* **What is being asked**:
Set every entry down again, unchanged, picture-free.

* **Records for processing**:
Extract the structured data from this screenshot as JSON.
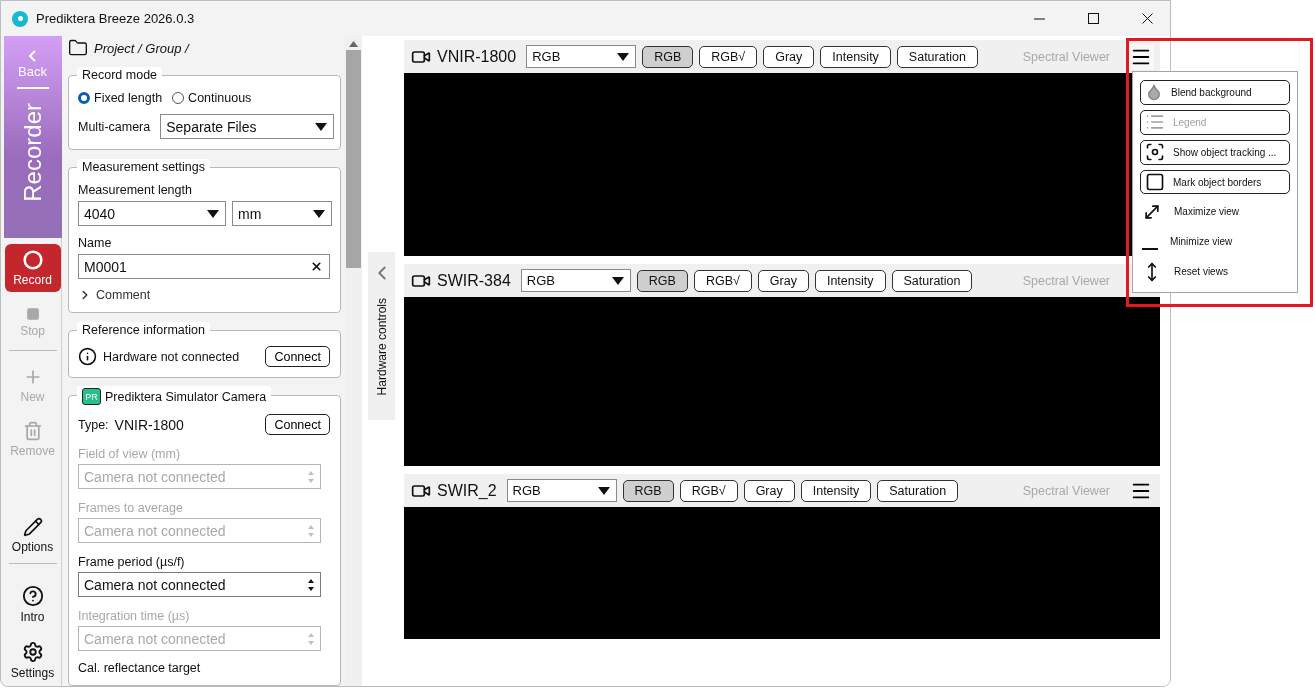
{
  "window": {
    "title": "Prediktera Breeze 2026.0.3"
  },
  "nav": {
    "back": "Back",
    "section": "Recorder",
    "items": [
      {
        "label": "Record",
        "kind": "record",
        "disabled": false
      },
      {
        "label": "Stop",
        "kind": "stop",
        "disabled": true
      },
      {
        "label": "New",
        "kind": "new",
        "disabled": true
      },
      {
        "label": "Remove",
        "kind": "remove",
        "disabled": true
      },
      {
        "label": "Options",
        "kind": "options",
        "disabled": false
      },
      {
        "label": "Intro",
        "kind": "intro",
        "disabled": false
      },
      {
        "label": "Settings",
        "kind": "settings",
        "disabled": false
      }
    ]
  },
  "breadcrumb": "Project / Group /",
  "record_mode": {
    "title": "Record mode",
    "options": [
      {
        "label": "Fixed length",
        "selected": true
      },
      {
        "label": "Continuous",
        "selected": false
      }
    ],
    "multi_camera": {
      "label": "Multi-camera",
      "value": "Separate Files"
    }
  },
  "measurement": {
    "title": "Measurement settings",
    "length_label": "Measurement length",
    "length_value": "4040",
    "unit": "mm",
    "name_label": "Name",
    "name_value": "M0001",
    "comment": {
      "label": "Comment",
      "expanded": false
    }
  },
  "reference": {
    "title": "Reference information",
    "status": "Hardware not connected",
    "button": "Connect"
  },
  "camera": {
    "badge": "PR",
    "title": "Prediktera Simulator Camera",
    "type_label": "Type:",
    "type_value": "VNIR-1800",
    "button": "Connect",
    "fields": [
      {
        "label": "Field of view (mm)",
        "value": "Camera not connected",
        "disabled": true
      },
      {
        "label": "Frames to average",
        "value": "Camera not connected",
        "disabled": true
      },
      {
        "label": "Frame period (µs/f)",
        "value": "Camera not connected",
        "disabled": false
      },
      {
        "label": "Integration time (µs)",
        "value": "Camera not connected",
        "disabled": true
      }
    ],
    "last_label": "Cal. reflectance target"
  },
  "hardware_tab": "Hardware controls",
  "viewers": [
    {
      "name": "VNIR-1800",
      "mode_value": "RGB",
      "modes": [
        {
          "label": "RGB",
          "selected": true
        },
        {
          "label": "RGB√",
          "selected": false
        },
        {
          "label": "Gray",
          "selected": false
        },
        {
          "label": "Intensity",
          "selected": false
        },
        {
          "label": "Saturation",
          "selected": false
        }
      ],
      "spectral": "Spectral Viewer"
    },
    {
      "name": "SWIR-384",
      "mode_value": "RGB",
      "modes": [
        {
          "label": "RGB",
          "selected": true
        },
        {
          "label": "RGB√",
          "selected": false
        },
        {
          "label": "Gray",
          "selected": false
        },
        {
          "label": "Intensity",
          "selected": false
        },
        {
          "label": "Saturation",
          "selected": false
        }
      ],
      "spectral": "Spectral Viewer"
    },
    {
      "name": "SWIR_2",
      "mode_value": "RGB",
      "modes": [
        {
          "label": "RGB",
          "selected": true
        },
        {
          "label": "RGB√",
          "selected": false
        },
        {
          "label": "Gray",
          "selected": false
        },
        {
          "label": "Intensity",
          "selected": false
        },
        {
          "label": "Saturation",
          "selected": false
        }
      ],
      "spectral": "Spectral Viewer"
    }
  ],
  "view_menu": {
    "open": true,
    "items": [
      {
        "kind": "blend",
        "label": "Blend background",
        "disabled": false
      },
      {
        "kind": "legend",
        "label": "Legend",
        "disabled": true
      },
      {
        "kind": "tracking",
        "label": "Show object tracking ...",
        "disabled": false
      },
      {
        "kind": "borders",
        "label": "Mark object borders",
        "disabled": false
      },
      {
        "kind": "maximize",
        "label": "Maximize view",
        "disabled": false
      },
      {
        "kind": "minimize",
        "label": "Minimize view",
        "disabled": false
      },
      {
        "kind": "reset",
        "label": "Reset views",
        "disabled": false
      }
    ]
  }
}
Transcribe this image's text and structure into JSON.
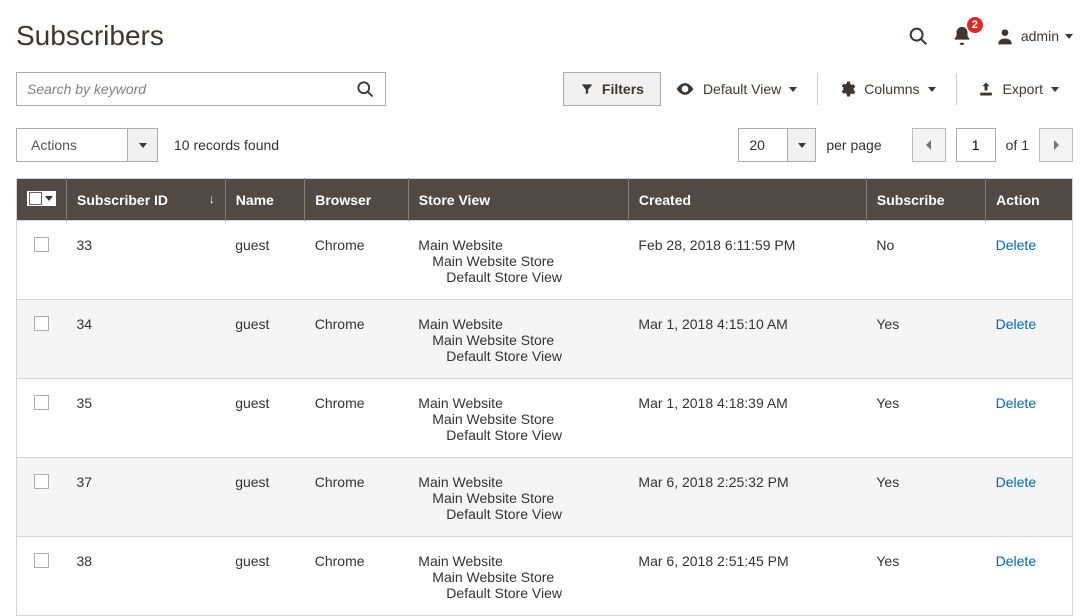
{
  "header": {
    "title": "Subscribers",
    "notifications_count": "2",
    "user_label": "admin"
  },
  "toolbar": {
    "search_placeholder": "Search by keyword",
    "filters_label": "Filters",
    "view_label": "Default View",
    "columns_label": "Columns",
    "export_label": "Export"
  },
  "listbar": {
    "actions_label": "Actions",
    "records_found": "10 records found",
    "perpage_value": "20",
    "perpage_label": "per page",
    "page_current": "1",
    "page_total_label": "of 1"
  },
  "columns": {
    "subscriber_id": "Subscriber ID",
    "name": "Name",
    "browser": "Browser",
    "store_view": "Store View",
    "created": "Created",
    "subscribe": "Subscribe",
    "action": "Action"
  },
  "store_tree": {
    "l1": "Main Website",
    "l2": "Main Website Store",
    "l3": "Default Store View"
  },
  "action_delete": "Delete",
  "rows": [
    {
      "id": "33",
      "name": "guest",
      "browser": "Chrome",
      "created": "Feb 28, 2018 6:11:59 PM",
      "subscribe": "No"
    },
    {
      "id": "34",
      "name": "guest",
      "browser": "Chrome",
      "created": "Mar 1, 2018 4:15:10 AM",
      "subscribe": "Yes"
    },
    {
      "id": "35",
      "name": "guest",
      "browser": "Chrome",
      "created": "Mar 1, 2018 4:18:39 AM",
      "subscribe": "Yes"
    },
    {
      "id": "37",
      "name": "guest",
      "browser": "Chrome",
      "created": "Mar 6, 2018 2:25:32 PM",
      "subscribe": "Yes"
    },
    {
      "id": "38",
      "name": "guest",
      "browser": "Chrome",
      "created": "Mar 6, 2018 2:51:45 PM",
      "subscribe": "Yes"
    }
  ]
}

* **Output**:
Extract the structured data from this screenshot as JSON.
{
  "window": {
    "title": "Prediktera Breeze 2026.0.3"
  },
  "nav": {
    "back": "Back",
    "section": "Recorder",
    "items": [
      {
        "label": "Record",
        "kind": "record",
        "disabled": false
      },
      {
        "label": "Stop",
        "kind": "stop",
        "disabled": true
      },
      {
        "label": "New",
        "kind": "new",
        "disabled": true
      },
      {
        "label": "Remove",
        "kind": "remove",
        "disabled": true
      },
      {
        "label": "Options",
        "kind": "options",
        "disabled": false
      },
      {
        "label": "Intro",
        "kind": "intro",
        "disabled": false
      },
      {
        "label": "Settings",
        "kind": "settings",
        "disabled": false
      }
    ]
  },
  "breadcrumb": "Project / Group /",
  "record_mode": {
    "title": "Record mode",
    "options": [
      {
        "label": "Fixed length",
        "selected": true
      },
      {
        "label": "Continuous",
        "selected": false
      }
    ],
    "multi_camera": {
      "label": "Multi-camera",
      "value": "Separate Files"
    }
  },
  "measurement": {
    "title": "Measurement settings",
    "length_label": "Measurement length",
    "length_value": "4040",
    "unit": "mm",
    "name_label": "Name",
    "name_value": "M0001",
    "comment": {
      "label": "Comment",
      "expanded": false
    }
  },
  "reference": {
    "title": "Reference information",
    "status": "Hardware not connected",
    "button": "Connect"
  },
  "camera": {
    "badge": "PR",
    "title": "Prediktera Simulator Camera",
    "type_label": "Type:",
    "type_value": "VNIR-1800",
    "button": "Connect",
    "fields": [
      {
        "label": "Field of view (mm)",
        "value": "Camera not connected",
        "disabled": true
      },
      {
        "label": "Frames to average",
        "value": "Camera not connected",
        "disabled": true
      },
      {
        "label": "Frame period (µs/f)",
        "value": "Camera not connected",
        "disabled": false
      },
      {
        "label": "Integration time (µs)",
        "value": "Camera not connected",
        "disabled": true
      }
    ],
    "last_label": "Cal. reflectance target"
  },
  "hardware_tab": "Hardware controls",
  "viewers": [
    {
      "name": "VNIR-1800",
      "mode_value": "RGB",
      "modes": [
        {
          "label": "RGB",
          "selected": true
        },
        {
          "label": "RGB√",
          "selected": false
        },
        {
          "label": "Gray",
          "selected": false
        },
        {
          "label": "Intensity",
          "selected": false
        },
        {
          "label": "Saturation",
          "selected": false
        }
      ],
      "spectral": "Spectral Viewer"
    },
    {
      "name": "SWIR-384",
      "mode_value": "RGB",
      "modes": [
        {
          "label": "RGB",
          "selected": true
        },
        {
          "label": "RGB√",
          "selected": false
        },
        {
          "label": "Gray",
          "selected": false
        },
        {
          "label": "Intensity",
          "selected": false
        },
        {
          "label": "Saturation",
          "selected": false
        }
      ],
      "spectral": "Spectral Viewer"
    },
    {
      "name": "SWIR_2",
      "mode_value": "RGB",
      "modes": [
        {
          "label": "RGB",
          "selected": true
        },
        {
          "label": "RGB√",
          "selected": false
        },
        {
          "label": "Gray",
          "selected": false
        },
        {
          "label": "Intensity",
          "selected": false
        },
        {
          "label": "Saturation",
          "selected": false
        }
      ],
      "spectral": "Spectral Viewer"
    }
  ],
  "view_menu": {
    "open": true,
    "items": [
      {
        "kind": "blend",
        "label": "Blend background",
        "disabled": false
      },
      {
        "kind": "legend",
        "label": "Legend",
        "disabled": true
      },
      {
        "kind": "tracking",
        "label": "Show object tracking ...",
        "disabled": false
      },
      {
        "kind": "borders",
        "label": "Mark object borders",
        "disabled": false
      },
      {
        "kind": "maximize",
        "label": "Maximize view",
        "disabled": false
      },
      {
        "kind": "minimize",
        "label": "Minimize view",
        "disabled": false
      },
      {
        "kind": "reset",
        "label": "Reset views",
        "disabled": false
      }
    ]
  }
}
Transcribe this image's text and structure into JSON.
{
  "header": {
    "title": "Subscribers",
    "notifications_count": "2",
    "user_label": "admin"
  },
  "toolbar": {
    "search_placeholder": "Search by keyword",
    "filters_label": "Filters",
    "view_label": "Default View",
    "columns_label": "Columns",
    "export_label": "Export"
  },
  "listbar": {
    "actions_label": "Actions",
    "records_found": "10 records found",
    "perpage_value": "20",
    "perpage_label": "per page",
    "page_current": "1",
    "page_total_label": "of 1"
  },
  "columns": {
    "subscriber_id": "Subscriber ID",
    "name": "Name",
    "browser": "Browser",
    "store_view": "Store View",
    "created": "Created",
    "subscribe": "Subscribe",
    "action": "Action"
  },
  "store_tree": {
    "l1": "Main Website",
    "l2": "Main Website Store",
    "l3": "Default Store View"
  },
  "action_delete": "Delete",
  "rows": [
    {
      "id": "33",
      "name": "guest",
      "browser": "Chrome",
      "created": "Feb 28, 2018 6:11:59 PM",
      "subscribe": "No"
    },
    {
      "id": "34",
      "name": "guest",
      "browser": "Chrome",
      "created": "Mar 1, 2018 4:15:10 AM",
      "subscribe": "Yes"
    },
    {
      "id": "35",
      "name": "guest",
      "browser": "Chrome",
      "created": "Mar 1, 2018 4:18:39 AM",
      "subscribe": "Yes"
    },
    {
      "id": "37",
      "name": "guest",
      "browser": "Chrome",
      "created": "Mar 6, 2018 2:25:32 PM",
      "subscribe": "Yes"
    },
    {
      "id": "38",
      "name": "guest",
      "browser": "Chrome",
      "created": "Mar 6, 2018 2:51:45 PM",
      "subscribe": "Yes"
    }
  ]
}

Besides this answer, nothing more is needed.